Segment Start: INPUT DATA

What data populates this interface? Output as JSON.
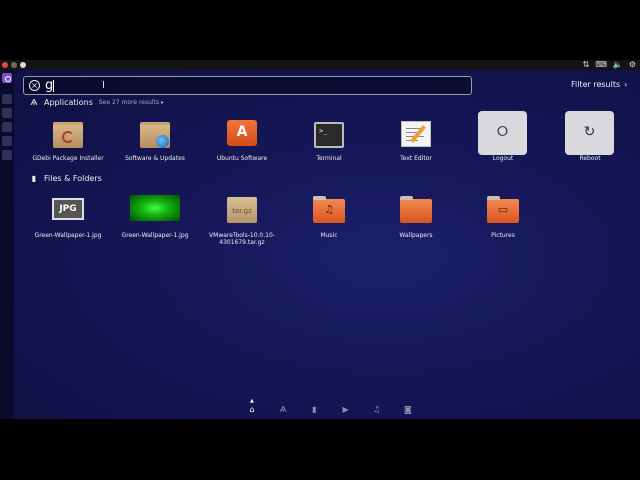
{
  "search": {
    "query": "g"
  },
  "filter_results_label": "Filter results",
  "sections": {
    "applications": {
      "title": "Applications",
      "more": "See 27 more results"
    },
    "files": {
      "title": "Files & Folders"
    }
  },
  "apps": [
    {
      "label": "GDebi Package Installer",
      "icon": "package-installer-icon"
    },
    {
      "label": "Software & Updates",
      "icon": "software-updates-icon"
    },
    {
      "label": "Ubuntu Software",
      "icon": "ubuntu-software-icon"
    },
    {
      "label": "Terminal",
      "icon": "terminal-icon"
    },
    {
      "label": "Text Editor",
      "icon": "text-editor-icon"
    },
    {
      "label": "Logout",
      "icon": "logout-icon"
    },
    {
      "label": "Reboot",
      "icon": "reboot-icon"
    }
  ],
  "files": [
    {
      "label": "Green-Wallpaper-1.jpg",
      "thumb_text": "JPG",
      "icon": "jpg-file-icon"
    },
    {
      "label": "Green-Wallpaper-1.jpg",
      "icon": "green-image-thumbnail"
    },
    {
      "label": "VMwareTools-10.0.10-4301679.tar.gz",
      "thumb_text": "tar.gz",
      "icon": "archive-icon"
    },
    {
      "label": "Music",
      "icon": "music-folder-icon"
    },
    {
      "label": "Wallpapers",
      "icon": "folder-icon"
    },
    {
      "label": "Pictures",
      "icon": "pictures-folder-icon"
    }
  ],
  "lenses": [
    "home-lens-icon",
    "applications-lens-icon",
    "files-lens-icon",
    "video-lens-icon",
    "music-lens-icon",
    "photos-lens-icon"
  ],
  "colors": {
    "dash_bg": "#151656",
    "folder_orange": "#e0652a",
    "launcher_accent": "#7a4fc8"
  }
}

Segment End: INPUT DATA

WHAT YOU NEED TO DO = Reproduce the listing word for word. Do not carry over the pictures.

OUTPUT =
What data populates this interface? Output as JSON.
{
  "search": {
    "query": "g"
  },
  "filter_results_label": "Filter results",
  "sections": {
    "applications": {
      "title": "Applications",
      "more": "See 27 more results"
    },
    "files": {
      "title": "Files & Folders"
    }
  },
  "apps": [
    {
      "label": "GDebi Package Installer",
      "icon": "package-installer-icon"
    },
    {
      "label": "Software & Updates",
      "icon": "software-updates-icon"
    },
    {
      "label": "Ubuntu Software",
      "icon": "ubuntu-software-icon"
    },
    {
      "label": "Terminal",
      "icon": "terminal-icon"
    },
    {
      "label": "Text Editor",
      "icon": "text-editor-icon"
    },
    {
      "label": "Logout",
      "icon": "logout-icon"
    },
    {
      "label": "Reboot",
      "icon": "reboot-icon"
    }
  ],
  "files": [
    {
      "label": "Green-Wallpaper-1.jpg",
      "thumb_text": "JPG",
      "icon": "jpg-file-icon"
    },
    {
      "label": "Green-Wallpaper-1.jpg",
      "icon": "green-image-thumbnail"
    },
    {
      "label": "VMwareTools-10.0.10-4301679.tar.gz",
      "thumb_text": "tar.gz",
      "icon": "archive-icon"
    },
    {
      "label": "Music",
      "icon": "music-folder-icon"
    },
    {
      "label": "Wallpapers",
      "icon": "folder-icon"
    },
    {
      "label": "Pictures",
      "icon": "pictures-folder-icon"
    }
  ],
  "lenses": [
    "home-lens-icon",
    "applications-lens-icon",
    "files-lens-icon",
    "video-lens-icon",
    "music-lens-icon",
    "photos-lens-icon"
  ],
  "colors": {
    "dash_bg": "#151656",
    "folder_orange": "#e0652a",
    "launcher_accent": "#7a4fc8"
  }
}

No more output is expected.